HHS officials have signaled support for efforts to transition the U.S. health care system toward value-based payment models, but they are not adhering to payment goals set by former President Barack Obama's administration, according to CMS spokesperson Raymond Thor.
Download our ready-to-use slides on CMMI’s Oncology Care Model
Under the Obama administration, HHS in early 2015 announced a goal of making 30% of Medicare payments for hospitals and physicians through alternative value-based payment models, such as ACOs and bundled payments, by the end of 2016. After achieving that goal in March 2016, HHS said it would aim to tie 50% of Medicare payments to alternative payment models by the end of 2018.
CMS is not tied to Obama admin's goal
However, the Washington Post's "PowerPost" reports that Thor last week suggested the Trump administration might slow the shift toward value-based payments. Instead of aiming for the Obama administration's 50% Medicare payment goal, Thor said CMS plans to review existing value-based programs run by the Center for Medicare and Medicaid Innovation (CMMI) to see whether they are achieving their stated goals.
"The Trump administration's focus has not been on a specific targeted number by the previous administration, but rather on evaluating the impact of new payment models on patients and providers," Thor said.
According to "PowerPost," the shift in focus does not mean the Trump administration is halting efforts to test new value-based payments, it just might do so at a slower pace.
Patrick Conway, who led CMMI before leaving the center last fall, said current HHS officials have expressed their interest in pursuing value-based programs. He said, "It's not like the White House has come out with a new number as a goal, but [CMS Administrator] Seema [Verma] and others—[like HHS Secretary] Alex Azar—have stated their belief that the push for value-based payment needs to continue."

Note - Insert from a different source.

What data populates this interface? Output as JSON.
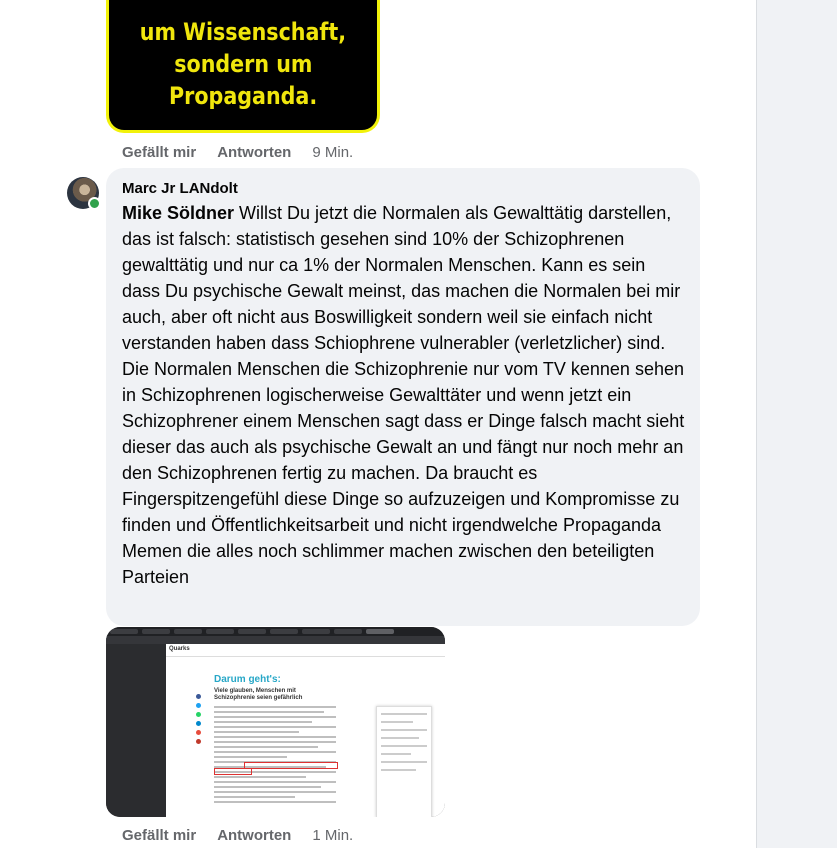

For instance, CMS in September 2017 released an informal proposal outlining potential new payment models and seeking ways to reduce reporting burdens on health care providers. CMS in the proposal said it is interested in using CMMI to increase physician use of alternative payment models, particularly for independent physician practices.

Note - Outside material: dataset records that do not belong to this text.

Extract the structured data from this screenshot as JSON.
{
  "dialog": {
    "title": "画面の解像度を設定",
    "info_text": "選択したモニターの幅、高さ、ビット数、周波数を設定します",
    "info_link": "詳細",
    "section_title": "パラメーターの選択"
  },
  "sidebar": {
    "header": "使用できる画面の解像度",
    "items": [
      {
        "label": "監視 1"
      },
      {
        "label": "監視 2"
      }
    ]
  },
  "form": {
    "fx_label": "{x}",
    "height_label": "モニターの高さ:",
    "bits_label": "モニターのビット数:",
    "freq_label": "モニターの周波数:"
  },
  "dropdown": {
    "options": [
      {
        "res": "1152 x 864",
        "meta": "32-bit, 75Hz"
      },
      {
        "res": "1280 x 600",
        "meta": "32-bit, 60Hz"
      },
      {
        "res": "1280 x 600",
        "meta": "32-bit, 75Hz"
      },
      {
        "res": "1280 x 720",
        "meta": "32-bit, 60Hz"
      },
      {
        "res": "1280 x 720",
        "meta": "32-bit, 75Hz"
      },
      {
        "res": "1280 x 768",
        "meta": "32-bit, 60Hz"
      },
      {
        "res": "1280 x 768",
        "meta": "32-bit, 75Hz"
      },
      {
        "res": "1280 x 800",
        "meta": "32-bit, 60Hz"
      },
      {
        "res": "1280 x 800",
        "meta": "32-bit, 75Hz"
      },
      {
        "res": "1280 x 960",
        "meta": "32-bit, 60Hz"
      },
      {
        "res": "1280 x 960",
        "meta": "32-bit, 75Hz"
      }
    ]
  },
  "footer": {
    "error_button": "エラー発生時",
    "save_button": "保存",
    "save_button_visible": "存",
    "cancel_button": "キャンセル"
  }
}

Confusion lingers for industry stakeholders
Health care stakeholders have said it is unclear how CMS will move to address Medicare payments going forward, "PowerPost" reports.

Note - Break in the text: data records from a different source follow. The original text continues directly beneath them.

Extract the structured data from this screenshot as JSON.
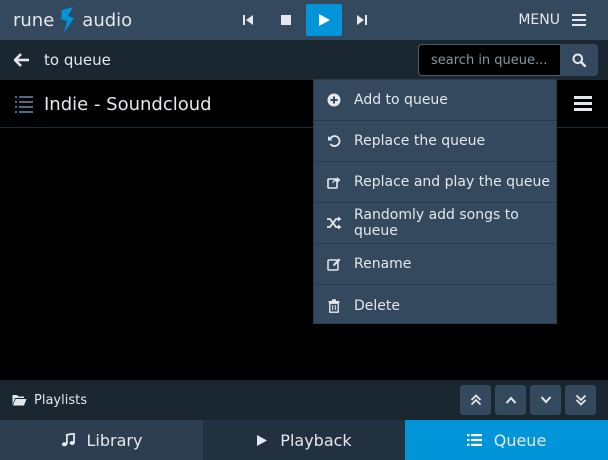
{
  "brand": {
    "left": "rune",
    "right": "audio"
  },
  "transport": {
    "prev": "previous-icon",
    "stop": "stop-icon",
    "play": "play-icon",
    "next": "next-icon"
  },
  "menu": {
    "label": "MENU"
  },
  "subbar": {
    "back_label": "to queue",
    "search_placeholder": "search in queue..."
  },
  "playlist": {
    "title": "Indie - Soundcloud"
  },
  "context_menu": {
    "items": [
      {
        "label": "Add to queue",
        "icon": "plus-circle-icon"
      },
      {
        "label": "Replace the queue",
        "icon": "undo-icon"
      },
      {
        "label": "Replace and play the queue",
        "icon": "share-icon"
      },
      {
        "label": "Randomly add songs to queue",
        "icon": "random-icon"
      },
      {
        "label": "Rename",
        "icon": "edit-icon"
      },
      {
        "label": "Delete",
        "icon": "trash-icon"
      }
    ]
  },
  "breadcrumb": {
    "label": "Playlists"
  },
  "footer": {
    "tabs": [
      {
        "label": "Library",
        "icon": "music-icon"
      },
      {
        "label": "Playback",
        "icon": "play-icon"
      },
      {
        "label": "Queue",
        "icon": "list-icon"
      }
    ],
    "active": "Queue"
  },
  "colors": {
    "topbar": "#34495e",
    "subbar": "#1a2630",
    "accent": "#0095d8",
    "menu_bg": "#34495e"
  }
}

According to "PowerPost," one point of confusion stems from recent leadership changes at HHS.
Former HHS Secretary Tom Price publicly opposed mandatory payment models, and CMS under his leadership proposed—and after Price's resignation finalized—a rule that eliminated three planned mandatory Medicare bundled payment models, scaled back a fourth, and cancelled a cardiac rehabilitation incentive payment model.
However, Azar has signaled a willingness to test mandatory payment models. Azar during a Senate confirmation hearing said, "I believe that we need to be able to test hypotheses, and we have to test a hypothesis, I want to be a reliable partner, I want to be collaborative in doing this, I want to be transparent and follow appropriate procedures, but to test a hypothesis there around changing our health care system, it needs to be mandatory as opposed to be voluntary to get adequate data, then so be it."
Sue Sherry, deputy director for the advocacy group Community Catalyst and a member of HCPLAN, said for there to be progress toward value-based programs, CMS must clearly indicate to doctors, hospitals, and other medical professionals what type of payments they can expect in the future. Sherry said, "You try to run a system with these conflicting incentives, and you have your feet in two different canoes," adding, "Momentum is so important" (Winfield Cunningham, "PowerPost," Washington Post, 2/20).
Medicare 101: Cheat sheets for Parts A through D
Through the years Medicare has grown more complicated, including private supplemental insurance and prescription drug coverage. Download our cheat sheets to learn how each of the four parts of Medicare works, and why they’re so important for provider organizations:
Get all the Cheat Sheets
Next in the Daily Briefing
Around the nation: Indiana woman donates kidney to coworker